It has come to my attention recently that I could be more proactive in ensuring my family members are eating foods which are good sources of iron. Especially now that the winter months are looming, and tiredness and lethargy and likely to become increasingly common complaints.
I decided to do a little research online, and found the information to be either, vague, too scientific, or just not family friendly. Clams and oysters may be a good scource of iron, however, my purse strings are not that long, I’m not a gourmet chef and I doubt anyone in my household would eat such foods anyway.
After several hours trawling through dozens of websites I thought I would share with you what I have learnt, and let you know my ideas for child friendly meals. So here goes:
Facts About Iron:
- There are two types of iron.
- Non Haem iron – which comes from plant sources.
- Haem iron – which comes from animal sources.
- Haem iron is more easily absorbed by the body than non-haem iron.
- Excessive cow’s milk can inhibit iron absorption (Note: no one suggests you should cut out milk as in itself milk contains important vitamins and minerals.

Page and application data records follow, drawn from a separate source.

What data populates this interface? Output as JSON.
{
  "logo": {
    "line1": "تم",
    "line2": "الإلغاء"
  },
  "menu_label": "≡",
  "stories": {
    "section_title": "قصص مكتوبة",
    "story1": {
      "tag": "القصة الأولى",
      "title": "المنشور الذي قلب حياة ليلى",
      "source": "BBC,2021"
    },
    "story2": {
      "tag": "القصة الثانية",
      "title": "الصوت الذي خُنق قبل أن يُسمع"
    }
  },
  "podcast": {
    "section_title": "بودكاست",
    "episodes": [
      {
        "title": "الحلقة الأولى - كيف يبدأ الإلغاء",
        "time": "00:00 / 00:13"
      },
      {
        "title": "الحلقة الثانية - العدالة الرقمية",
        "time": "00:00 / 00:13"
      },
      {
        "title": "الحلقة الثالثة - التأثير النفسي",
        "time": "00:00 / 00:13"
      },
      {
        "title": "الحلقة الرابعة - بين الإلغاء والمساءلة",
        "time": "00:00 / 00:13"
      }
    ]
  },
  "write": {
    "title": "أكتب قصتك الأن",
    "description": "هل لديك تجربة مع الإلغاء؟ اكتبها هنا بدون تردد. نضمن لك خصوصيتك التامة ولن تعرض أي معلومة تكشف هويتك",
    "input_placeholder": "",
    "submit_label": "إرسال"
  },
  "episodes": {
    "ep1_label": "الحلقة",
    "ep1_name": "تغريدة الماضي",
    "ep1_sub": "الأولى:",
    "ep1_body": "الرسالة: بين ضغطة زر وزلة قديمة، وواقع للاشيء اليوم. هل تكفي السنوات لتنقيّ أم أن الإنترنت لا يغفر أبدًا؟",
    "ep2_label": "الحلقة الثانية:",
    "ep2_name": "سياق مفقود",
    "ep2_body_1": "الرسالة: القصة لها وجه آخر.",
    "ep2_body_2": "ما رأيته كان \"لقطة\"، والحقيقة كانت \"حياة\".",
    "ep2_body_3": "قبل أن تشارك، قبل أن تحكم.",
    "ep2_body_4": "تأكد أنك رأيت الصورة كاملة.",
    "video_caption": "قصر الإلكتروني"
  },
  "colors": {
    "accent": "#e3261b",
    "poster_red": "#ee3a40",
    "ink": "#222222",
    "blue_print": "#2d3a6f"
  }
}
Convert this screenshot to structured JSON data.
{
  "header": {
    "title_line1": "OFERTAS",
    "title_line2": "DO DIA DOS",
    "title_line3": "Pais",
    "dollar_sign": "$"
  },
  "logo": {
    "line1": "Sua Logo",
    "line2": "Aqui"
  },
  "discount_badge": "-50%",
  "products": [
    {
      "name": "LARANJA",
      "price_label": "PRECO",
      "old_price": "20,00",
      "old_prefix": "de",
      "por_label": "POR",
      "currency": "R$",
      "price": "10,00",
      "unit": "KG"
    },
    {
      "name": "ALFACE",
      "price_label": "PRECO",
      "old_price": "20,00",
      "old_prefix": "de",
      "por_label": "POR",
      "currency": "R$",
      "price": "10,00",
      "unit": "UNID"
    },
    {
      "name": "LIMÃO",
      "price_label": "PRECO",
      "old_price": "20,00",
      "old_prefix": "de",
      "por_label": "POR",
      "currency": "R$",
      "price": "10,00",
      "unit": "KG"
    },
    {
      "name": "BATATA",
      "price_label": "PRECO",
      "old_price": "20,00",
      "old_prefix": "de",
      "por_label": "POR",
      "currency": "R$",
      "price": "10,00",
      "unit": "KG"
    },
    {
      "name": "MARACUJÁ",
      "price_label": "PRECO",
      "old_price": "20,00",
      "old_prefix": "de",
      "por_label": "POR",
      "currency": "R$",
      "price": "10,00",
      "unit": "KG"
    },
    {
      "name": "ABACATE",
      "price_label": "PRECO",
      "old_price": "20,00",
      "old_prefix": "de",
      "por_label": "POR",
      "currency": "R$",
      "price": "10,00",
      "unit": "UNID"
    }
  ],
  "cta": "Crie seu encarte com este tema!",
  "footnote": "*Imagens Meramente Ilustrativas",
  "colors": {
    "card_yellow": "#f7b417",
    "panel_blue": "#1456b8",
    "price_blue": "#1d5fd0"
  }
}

If you are concerned please seek medical advice.)
- Vitamin C can encourage iron absorption – try to combine high iron foods with foods which contain Vitamin C to get the most benefit.
The following foods are high in iron: (*source NHS)
- liver (not suitable when you are pregnant)
- dried fruit
- fortified breakfast cereals
- soybean flour
- most dark leafy vegetables
Right…. simple! Yes? No? It didnt exactly answer my question of what am I going to feed a four year old! So using this new found knowledge I constructed a list of meals which I know my child will eat and provide a healthy amount of iron. I hope you get some ideas …
Breakfast (Washed down with fruit juice eg. orange for the Vitamin C effect.)
- Iron fortified breakfast cereals – when browsing the aisles check the boxes. Many cereals are fortified with vitamins and iron. You could also add fresh berries such as strawberries and blueberries for added Vitamin C.
- Egg on wholemeal toast.
- Yoghurt with dried fruit such as raisins, apricots and figs. Add some chopped nuts for an extra boost (walnuts and almonds for example).
- Baked beans on wholemeal toast.
- Cheese and tomato on wholemeal bread with Marmite.
- Omelette with added peppers and ham.
- Baked potato with tuna, and side salad or orange juice.
- Homemade vegetable soup – spefically, and coincidentally, my own recipe is good for this, you can find it here. Obviously it could be blended if your children prefered.
- Spaghetti bolognaise with extra peppers.
- Gammon with cabbage and skin on wedges. You can find a great tasty recipe here, just substitute the white cabbage for savoy.
- Vegetarian lasagne with oodles of spinach.
- Pork sausages with cheesy broccoli pasta.
- Sweet and sour turkey with brown rice.
- Sliced ham served with canteloupe melon
- Dark chocolate
- Raisins, or other dried fruit such as apricots, figs and dates
Obviously these ideas are only a small example of the type of meals that contain high iron foods. It just goes to show you don’t need to serve up fillet steak and seafood paella!
If these fail however, you can always try the old fashioned method of cooking in an iron pan. Apparently some of the minerals will transfer to the food.
Do you have any favourite high iron child friendly meal suggestions?